* Task item:
Write the number of lines in the material below that contain "view", with no other words.

START Data supplied

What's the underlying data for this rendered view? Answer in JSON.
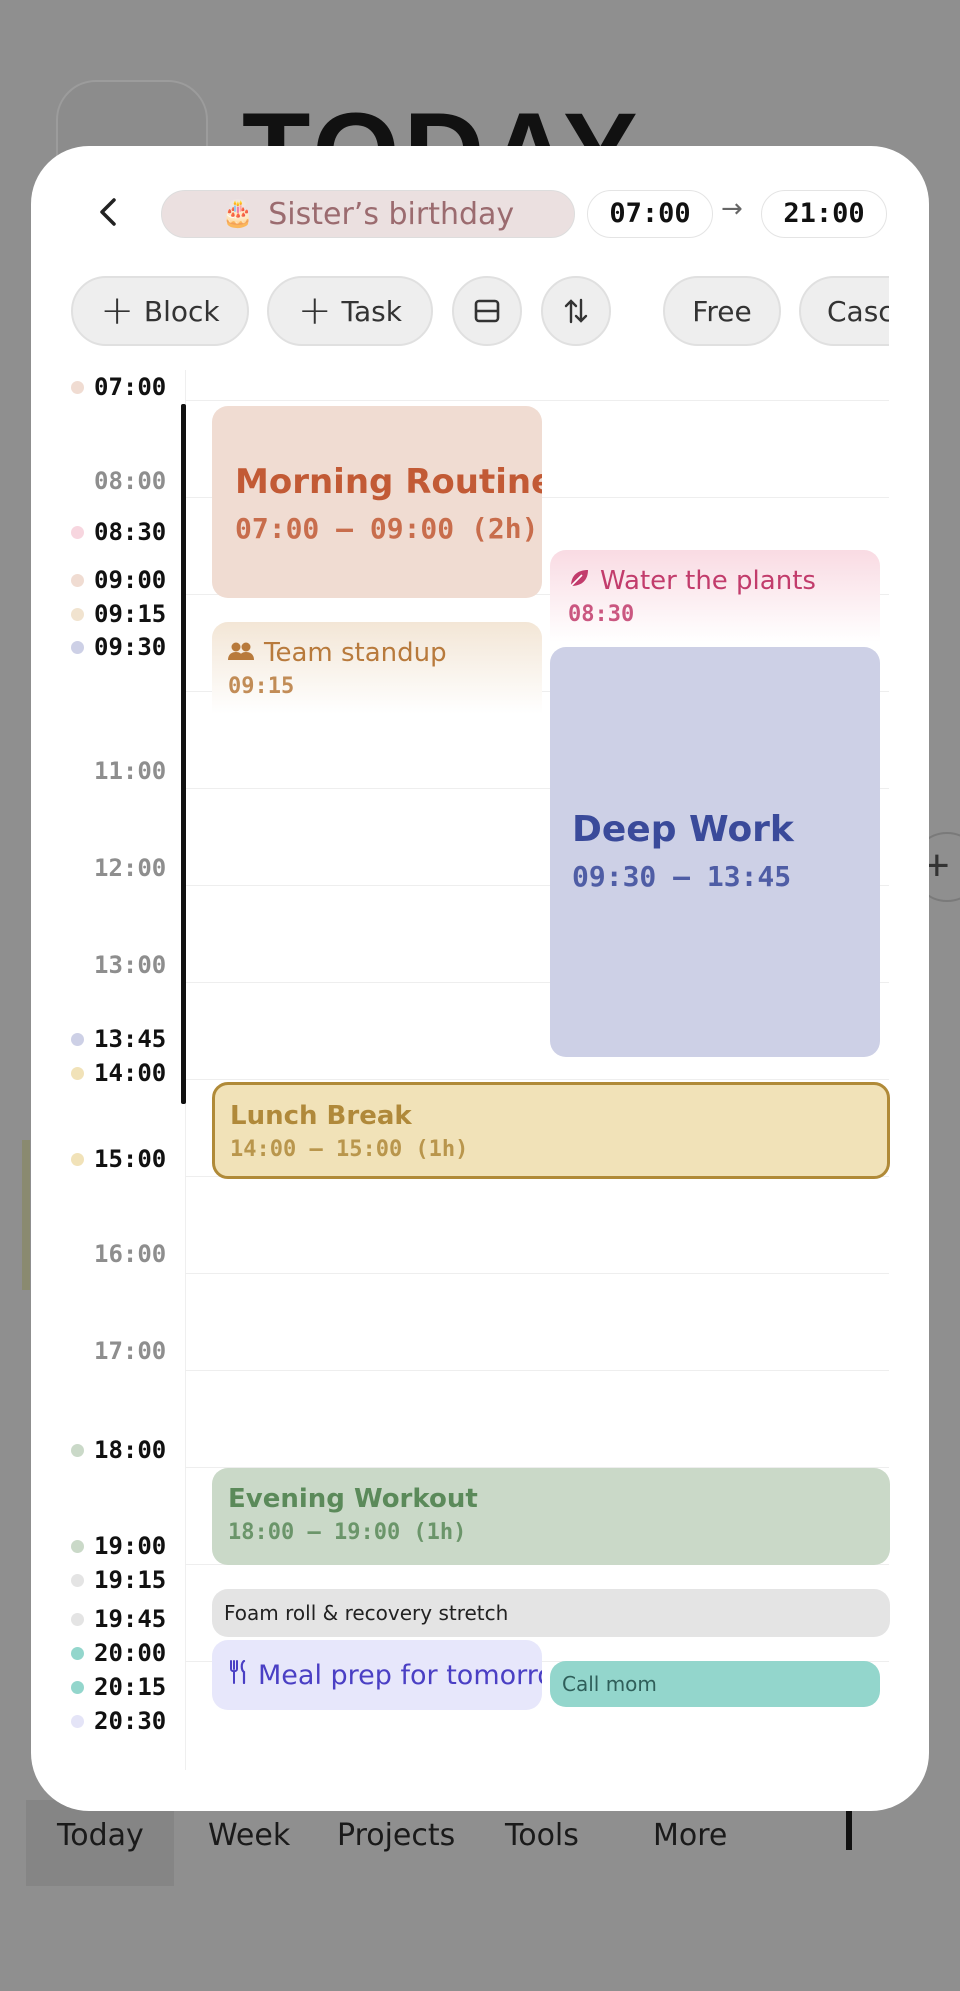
{
  "background": {
    "title": "TODAY",
    "tabs": [
      "Today",
      "Week",
      "Projects",
      "Tools",
      "More"
    ],
    "plus_label": "+"
  },
  "header": {
    "back_icon": "chevron-left-icon",
    "title": "Sister’s birthday",
    "title_icon": "cake-icon",
    "start_time": "07:00",
    "end_time": "21:00",
    "arrow": "→"
  },
  "toolbar": {
    "block_label": "Block",
    "task_label": "Task",
    "layout_icon": "split-view-icon",
    "sort_icon": "sort-arrows-icon",
    "free_label": "Free",
    "cascade_label": "Cascade"
  },
  "timeline": {
    "ticks": [
      {
        "label": "07:00",
        "color": "#f0dcd2",
        "muted": false
      },
      {
        "label": "08:00",
        "color": "",
        "muted": true
      },
      {
        "label": "08:30",
        "color": "#f7d6df",
        "muted": false
      },
      {
        "label": "09:00",
        "color": "#f0dcd2",
        "muted": false
      },
      {
        "label": "09:15",
        "color": "#f1e3cf",
        "muted": false
      },
      {
        "label": "09:30",
        "color": "#cdd0e6",
        "muted": false
      },
      {
        "label": "11:00",
        "color": "",
        "muted": true
      },
      {
        "label": "12:00",
        "color": "",
        "muted": true
      },
      {
        "label": "13:00",
        "color": "",
        "muted": true
      },
      {
        "label": "13:45",
        "color": "#cdd0e6",
        "muted": false
      },
      {
        "label": "14:00",
        "color": "#f1e2b8",
        "muted": false
      },
      {
        "label": "15:00",
        "color": "#f1e2b8",
        "muted": false
      },
      {
        "label": "16:00",
        "color": "",
        "muted": true
      },
      {
        "label": "17:00",
        "color": "",
        "muted": true
      },
      {
        "label": "18:00",
        "color": "#cad9c8",
        "muted": false
      },
      {
        "label": "19:00",
        "color": "#cad9c8",
        "muted": false
      },
      {
        "label": "19:15",
        "color": "#e4e4e4",
        "muted": false
      },
      {
        "label": "19:45",
        "color": "#e4e4e4",
        "muted": false
      },
      {
        "label": "20:00",
        "color": "#93d6cc",
        "muted": false
      },
      {
        "label": "20:15",
        "color": "#93d6cc",
        "muted": false
      },
      {
        "label": "20:30",
        "color": "#e4e4f7",
        "muted": false
      }
    ],
    "events": {
      "morning": {
        "title": "Morning Routine",
        "time": "07:00 – 09:00 (2h)",
        "bg": "#f0dcd2",
        "fg": "#c25a35"
      },
      "water": {
        "title": "Water the plants",
        "time": "08:30",
        "icon": "leaf-icon",
        "bg": "#f9dbe3",
        "fg": "#c23c6c"
      },
      "standup": {
        "title": "Team standup",
        "time": "09:15",
        "icon": "people-icon",
        "bg": "#f3e6d6",
        "fg": "#b87a3c"
      },
      "deepwork": {
        "title": "Deep Work",
        "time": "09:30 – 13:45",
        "bg": "#cdd0e6",
        "fg": "#3a4a9a"
      },
      "lunch": {
        "title": "Lunch Break",
        "time": "14:00 – 15:00 (1h)",
        "bg": "#f1e2b8",
        "fg": "#b0893a",
        "border": "#b08a38"
      },
      "workout": {
        "title": "Evening Workout",
        "time": "18:00 – 19:00 (1h)",
        "bg": "#cad9c8",
        "fg": "#5b8a5a"
      },
      "foamroll": {
        "title": "Foam roll & recovery stretch",
        "bg": "#e4e4e4",
        "fg": "#222"
      },
      "mealprep": {
        "title": "Meal prep for tomorrow",
        "icon": "fork-knife-icon",
        "bg": "#e7e7fb",
        "fg": "#4a3fc4"
      },
      "callmom": {
        "title": "Call mom",
        "bg": "#93d6cc",
        "fg": "#2f5f5a"
      }
    }
  }
}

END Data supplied

* Your solution:
2